** Opening Data to use block **

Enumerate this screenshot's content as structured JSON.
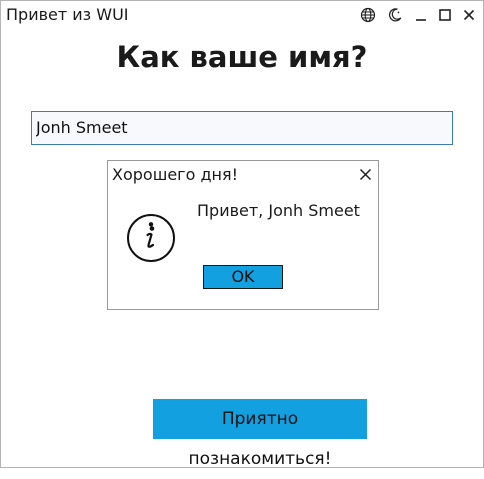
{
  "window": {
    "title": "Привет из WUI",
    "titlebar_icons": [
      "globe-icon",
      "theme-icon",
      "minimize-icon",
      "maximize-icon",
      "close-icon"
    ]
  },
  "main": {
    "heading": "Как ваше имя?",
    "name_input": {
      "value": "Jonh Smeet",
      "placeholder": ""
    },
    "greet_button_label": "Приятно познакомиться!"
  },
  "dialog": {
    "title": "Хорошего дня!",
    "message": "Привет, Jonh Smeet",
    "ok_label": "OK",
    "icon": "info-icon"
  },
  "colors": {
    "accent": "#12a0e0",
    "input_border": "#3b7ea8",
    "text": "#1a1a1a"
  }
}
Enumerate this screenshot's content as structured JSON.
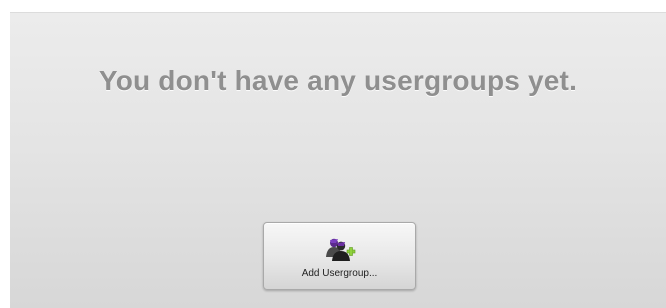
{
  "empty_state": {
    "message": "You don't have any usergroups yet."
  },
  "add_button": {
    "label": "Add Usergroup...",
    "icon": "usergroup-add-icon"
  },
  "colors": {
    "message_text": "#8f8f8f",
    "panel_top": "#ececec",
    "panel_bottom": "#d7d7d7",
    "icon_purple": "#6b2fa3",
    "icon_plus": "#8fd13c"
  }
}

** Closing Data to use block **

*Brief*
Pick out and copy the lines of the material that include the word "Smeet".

*Result below*
      "value": "Jonh Smeet",
    "message": "Привет, Jonh Smeet",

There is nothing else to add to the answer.